Tourism and Natural Resources Minister Lazaro Nyalandu.
Mr Nyalandu said the ban was in bad taste and did not augur well for business and diplomatic relations between the two countries. “For Kenya to enforce the ban that was earlier lifted because Tanzania has asked for more time (for talks) is an act that lacks wisdom and sense diplomacy,” he said on his twitter handle last evening.
It was the first time that the minister openly commented on the growing rift following last Friday’s decision to lock out Tanzanian vans from the JKIA in Nairobi where they pick and drop tourists. The ban was announced by Kenyan minister for East Africa Co-operation and Tourism Phyllis Kandie who blamed Tanzania for failing to convene talks on the matter as earlier planned.
Her move has sparked off an uproar on social media which forced her to also take into the same platform to explain her decision. Ms Kandie said the ban was temporary and meant to allow for talks between the two countries on the way forward. “The government gives priority to Kenyans; we have enforced the 1985 bilateral agreement. Talks are on to have a solution, KE & TZ are on the same team,” she twitted.

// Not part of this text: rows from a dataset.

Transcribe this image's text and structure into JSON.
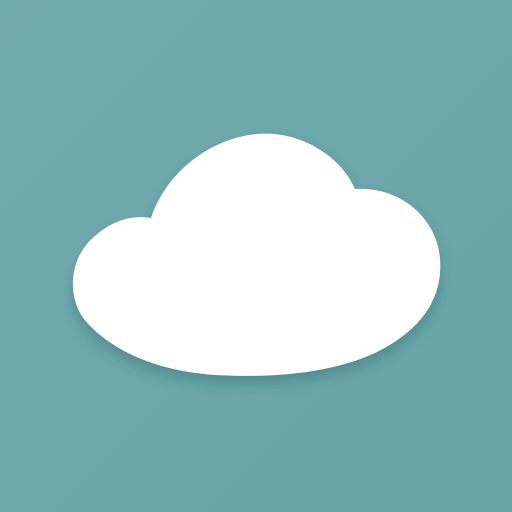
{
  "icon": {
    "name": "cloud-icon",
    "background_color": "#67a3a7",
    "background_highlight_color": "#72abaf",
    "cloud_color": "#ffffff",
    "shadow_color": "#1f4f53"
  }
}
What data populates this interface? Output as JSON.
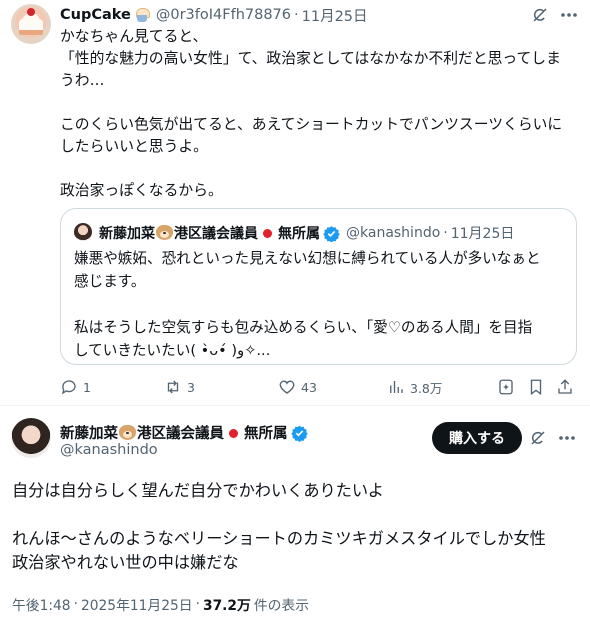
{
  "quoting_tweet": {
    "display_name": "CupCake",
    "handle": "@0r3foI4Ffh78876",
    "date": "11月25日",
    "text_lines": [
      "かなちゃん見てると、",
      "「性的な魅力の高い女性」て、政治家としてはなかなか不利だと思ってしま",
      "うわ…",
      "",
      "このくらい色気が出てると、あえてショートカットでパンツスーツくらいに",
      "したらいいと思うよ。",
      "",
      "政治家っぽくなるから。"
    ],
    "quoted": {
      "display_name_prefix": "新藤加菜",
      "display_name_suffix": "港区議会議員",
      "display_name_tail": "無所属",
      "handle": "@kanashindo",
      "date": "11月25日",
      "text_lines": [
        "嫌悪や嫉妬、恐れといった見えない幻想に縛られている人が多いなぁと",
        "感じます。",
        "",
        "私はそうした空気すらも包み込めるくらい、「愛♡のある人間」を目指",
        "していきたいたい( •̀ᴗ•́ )و✧..."
      ]
    },
    "actions": {
      "replies": "1",
      "reposts": "3",
      "likes": "43",
      "views": "3.8万"
    }
  },
  "main_tweet": {
    "display_name_prefix": "新藤加菜",
    "display_name_suffix": "港区議会議員",
    "display_name_tail": "無所属",
    "handle": "@kanashindo",
    "buy_label": "購入する",
    "text_lines": [
      "自分は自分らしく望んだ自分でかわいくありたいよ",
      "",
      "れんほ〜さんのようなベリーショートのカミツキガメスタイルでしか女性",
      "政治家やれない世の中は嫌だな"
    ],
    "time": "午後1:48",
    "date": "2025年11月25日",
    "views_count": "37.2万",
    "views_label": "件の表示"
  },
  "colors": {
    "text": "#0f1419",
    "secondary": "#536471",
    "verified": "#1d9bf0",
    "border": "#cfd9de",
    "flag": "#e0202a"
  }
}
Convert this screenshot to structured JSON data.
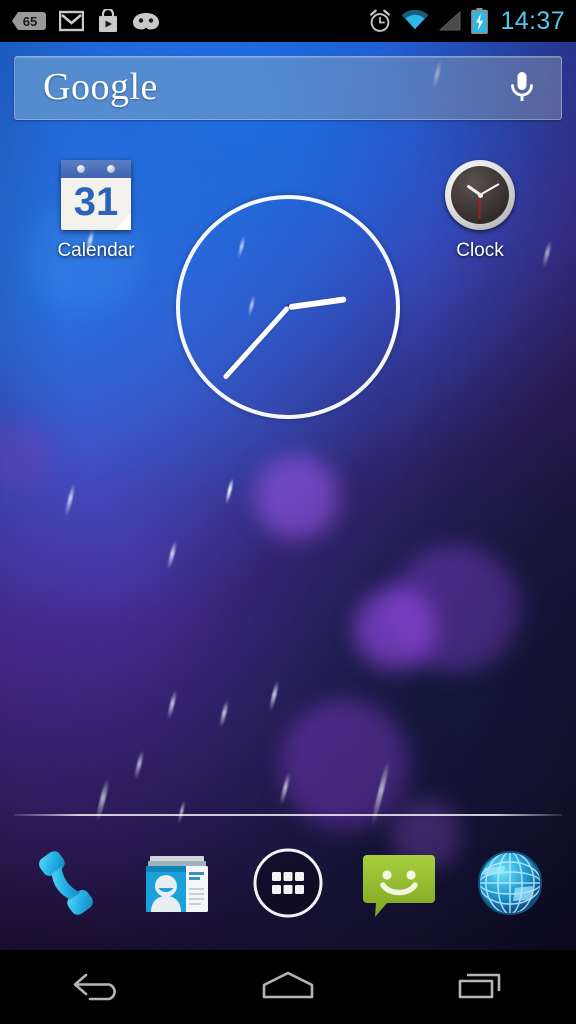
{
  "device": {
    "platform": "Android",
    "screen": "home-screen"
  },
  "status_bar": {
    "time": "14:37",
    "time_color": "#52c8f0",
    "left_icons": [
      {
        "name": "notification-count-badge",
        "label": "65"
      },
      {
        "name": "gmail-icon",
        "label": "M"
      },
      {
        "name": "play-store-icon",
        "label": "Play Store"
      },
      {
        "name": "android-jellybean-icon",
        "label": "Android"
      }
    ],
    "right_icons": [
      {
        "name": "alarm-icon",
        "label": "Alarm set"
      },
      {
        "name": "wifi-icon",
        "label": "Wi-Fi connected"
      },
      {
        "name": "cellular-signal-icon",
        "label": "No signal"
      },
      {
        "name": "battery-charging-icon",
        "label": "Charging"
      }
    ]
  },
  "search": {
    "logo_text": "Google",
    "placeholder": "Google",
    "mic_icon": "microphone-icon"
  },
  "shortcuts": [
    {
      "id": "calendar",
      "label": "Calendar",
      "icon": "calendar-icon",
      "day": "31"
    },
    {
      "id": "clock",
      "label": "Clock",
      "icon": "clock-icon"
    }
  ],
  "clock_widget": {
    "name": "analog-clock-widget",
    "time": "14:37",
    "hour_angle": 82,
    "minute_angle": 222,
    "color": "#ffffff"
  },
  "dock": {
    "items": [
      {
        "id": "phone",
        "label": "Phone",
        "icon": "phone-icon",
        "color": "#2ab4e8"
      },
      {
        "id": "people",
        "label": "People",
        "icon": "contacts-icon",
        "color": "#23a3dd"
      },
      {
        "id": "app-drawer",
        "label": "Apps",
        "icon": "app-drawer-icon",
        "color": "#ffffff"
      },
      {
        "id": "messaging",
        "label": "Messaging",
        "icon": "message-bubble-icon",
        "color": "#9cc котор"
      },
      {
        "id": "browser",
        "label": "Browser",
        "icon": "globe-icon",
        "color": "#2fb9e8"
      }
    ]
  },
  "nav_bar": {
    "buttons": [
      {
        "id": "back",
        "label": "Back",
        "icon": "back-arrow-icon"
      },
      {
        "id": "home",
        "label": "Home",
        "icon": "home-icon"
      },
      {
        "id": "recents",
        "label": "Recent apps",
        "icon": "recent-apps-icon"
      }
    ]
  }
}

For his part, Mr Nyalandu says he held talks with Ms Kandie on January 16, after which the ban was lifted the following day. He notes that the agreement was that ministerial experts from Kenya and Tanzania meet within three weeks to iron out any differences.
Mr Nyalandu said Tanzania, however, asked for more time following a request from the ministries of EA Community and that of Transport.
Mr Samuel Sitta who had been in charge of the EAC docket was recently moved to the Transport docket in a Cabinet reshuffle. He swapped places with Dr HarrisonMwakyembe. Mr Sitta last week, while referring to the standoff, said Tanzania should approach the negotiations with caution.
Kigoma North MP Zitto Kabwe was among those who led in the attack on Ms Kandie, asking her to withdraw the ban because it was against the spirit of EAC integration.
“I plead that Kenyan government lift the ban or direct it to parks only in the spirit of EAC,” tweeted Mr Kabwe. The opposition MP said reasons given for the ban were misleading as the airport was not among the areas designated for restriction in the 1985 agreement. Ms Kandie, however, said the agreement covered both national parks, game reserves and airports.
in Arusha, players in the tourism and business sectors said the ban was a wake-up call to make its tourism sector more competitive, including having a working national airline.
The measures should include expanding and modernising the Kilimanjaro International Airport (Kia) and other airports so that they can attract more airlines and direct flights from abroad, according to Mr Walter Maeda, a prominent hotelier.
“The problem is that KIA does not have the capacity to handle thousands of travellers… Nairobi can”, he told The Citizen yesterday when reached on phone to comment on the crisis.
The hotelier noted that instead of the government constructing airports all over the country, more resources should be directed to expand and modernise Kia and JuliusNyerere International Airport (JNIA) in Dar es Salaam.
He warned that the current stand-off was a clear indication that next time the vans would have to drop tourists at Namanga border town.
Mr Andrew Luzze, the executive director of the East African Business Council (EABC), an apex body of private sector associations in the region based in Arusha also faulted the ban.
But a travel consultant based in Arusha, Mr Elisha Mayalla, said the Kenyans were simply implementing the 1985 bilateral agreement with Tanzania made shortly after the re-opening of the common borders.
The executive secretary of the Tourism Confederation of Tanzania (TCT) Richard Rugimbana also exonerated Kenya, saying the neighbouring country was acting in accordance with the 1985 agreement.
He said to the best of his knowledge, airports were not designated as drop-off points for the tourists under the agreement, stressing: “We should go back to find out what the document says before taking any move.”
He called on officials from the two countries to meet and review the bilateral agreement so that they arrive at an amicable solution.
He said despite the introduction of direct flights to Tanzania from some major tourism source countries, JKIA continues to receive a significant number of visitors from abroad heading to Tanzania.
However, he warned that the Kenyan move can be part of the pressure being made, mainly through the EAC, to force Tanzania to open up all her borders for tourists from Kenya, including the Bologonja border post on the Serengeti/Maasai Mara border. The post was closed in the late 1970s.
On Saturday, the Natural Resources and Tourism permanent secretary Dr Adelhelm Meru met with representatives of tour operators in Arusha as the ban on the Tanzanian shuttles to access JKIA started to bite.
Source: The Citizen